      Introduction to Administering Active Directory Domain Rename, Jul 9, 2010
      The domain rename operation is not supported in Microsoft Exchange Server 2007 or Exchange Server 2010. DNS domain rename is supported in Exchange 2003. However, renaming of the NetBIOS domain name is not supported in any version of Exchange Server.
      http://technet.microsoft.com/en-us/library/cc816848(WS.10).aspx

      If Exchange 2007 is in use, a domain rename is not supported:
      The Microsoft Exchange System Attendant service does not start on a computer that is running Exchange Server 2007 after you rename a Windows Server 2003 domain:
      http://support.microsoft.com/kb/925822
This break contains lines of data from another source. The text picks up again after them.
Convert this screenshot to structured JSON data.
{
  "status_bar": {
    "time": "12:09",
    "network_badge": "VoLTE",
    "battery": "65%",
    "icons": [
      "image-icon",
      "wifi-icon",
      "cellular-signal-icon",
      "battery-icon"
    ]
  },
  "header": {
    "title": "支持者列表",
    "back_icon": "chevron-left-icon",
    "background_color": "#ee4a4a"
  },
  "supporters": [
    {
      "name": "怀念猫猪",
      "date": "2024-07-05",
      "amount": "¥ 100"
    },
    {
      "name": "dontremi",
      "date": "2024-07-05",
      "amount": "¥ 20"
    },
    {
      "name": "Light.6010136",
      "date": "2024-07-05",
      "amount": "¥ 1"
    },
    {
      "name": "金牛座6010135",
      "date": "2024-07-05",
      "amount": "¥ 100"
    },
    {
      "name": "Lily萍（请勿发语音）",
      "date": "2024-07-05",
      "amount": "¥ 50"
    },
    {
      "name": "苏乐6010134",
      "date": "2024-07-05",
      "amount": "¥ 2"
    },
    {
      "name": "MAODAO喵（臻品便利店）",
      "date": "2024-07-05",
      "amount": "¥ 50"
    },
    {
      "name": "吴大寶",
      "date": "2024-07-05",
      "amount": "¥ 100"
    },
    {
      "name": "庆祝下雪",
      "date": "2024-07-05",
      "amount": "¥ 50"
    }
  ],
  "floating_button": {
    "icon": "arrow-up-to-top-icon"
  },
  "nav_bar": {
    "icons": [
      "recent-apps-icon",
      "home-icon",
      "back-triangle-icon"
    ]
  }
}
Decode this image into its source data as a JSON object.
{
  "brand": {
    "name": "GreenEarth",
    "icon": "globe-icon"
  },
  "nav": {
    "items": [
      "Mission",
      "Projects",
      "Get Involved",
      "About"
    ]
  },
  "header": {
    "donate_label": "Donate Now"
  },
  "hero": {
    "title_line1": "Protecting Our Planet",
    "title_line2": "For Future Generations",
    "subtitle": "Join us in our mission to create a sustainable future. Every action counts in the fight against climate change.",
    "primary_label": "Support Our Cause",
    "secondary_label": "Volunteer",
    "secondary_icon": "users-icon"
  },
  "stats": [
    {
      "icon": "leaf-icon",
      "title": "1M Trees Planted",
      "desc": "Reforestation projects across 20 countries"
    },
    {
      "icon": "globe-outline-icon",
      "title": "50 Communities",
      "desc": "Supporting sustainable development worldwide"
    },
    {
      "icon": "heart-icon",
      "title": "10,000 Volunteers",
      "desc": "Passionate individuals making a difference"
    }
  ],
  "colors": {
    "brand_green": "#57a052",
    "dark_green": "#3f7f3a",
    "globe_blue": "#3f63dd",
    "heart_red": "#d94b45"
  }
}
      Exchange 2007 and Domain Rename – You can’t perform a domain rename with Exchange 2007 is installed.
      http://theessentialexchange.com/blogs/michael/archive/2008/04/04/exchange-2007-and-domain-rename.aspx

      This article will show you how to use a temp domain with Exchange 2007 installed to move all of your mailboxes and PFs to this temp organization, then uninstall Exchange 2007, rename the domain, re-install Exchange 2007, then move the mailboxes and PFs back to the original organization:
      http://social.technet.microsoft.com/Forums/en-US/exchangesvrmigration/thread/31784c7f-beaa-4d83-b0ce-387a85431c94

       

      Related Links

      How to raise domain and forest functional levels in Widows Server
      […] The attribute is msDS-Behavior-Version on the CN=Partitions, CN=Configuration, DC=ForestRootDom, DC=tld object. Value of 0 or not set=mixed level forest […]
      http://support.microsoft.com/kb/322692

      Error messages encountered on renaming domain
      http://support.microsoft.com/kb/891370

      The following was quoted from:
      http://technet.microsoft.com/en-us/library/cc738208.aspx
      “Keep in mind after a rename procedure, the DC’s Primary DNS Suffix is not automatically changed to match the new domain name. You are required to change the Primary DNS Suffix to match the new name. In other words, unlike the names of member computers, the DNS names of domain controllers in a renamed domain will remain unchanged.  The domain controllers can be renamed in a separate step, using a special domain controller rename procedure, after the domain rename operation is complete. You must double-check ALL domain members to insure that their Primary DNS Suffix matches the new domain name.”

      The DNS suffix of the computer name of a new domain controller may not match the name of the domain after you upgrade a Windows NT 4.0 primary domain controller (PDC) to Windows 2000
      http://support.microsoft.com/default.aspx?scid=kb;EN-US;257623

      Windows Server 2003 Active Directory Domain Rename Tools:
      http://technet.microsoft.com/en-us/windowsserver/bb405948.aspx

       

      ===================

       

      Comments, suggestions and corrections are welcomed!

      Ace Fekay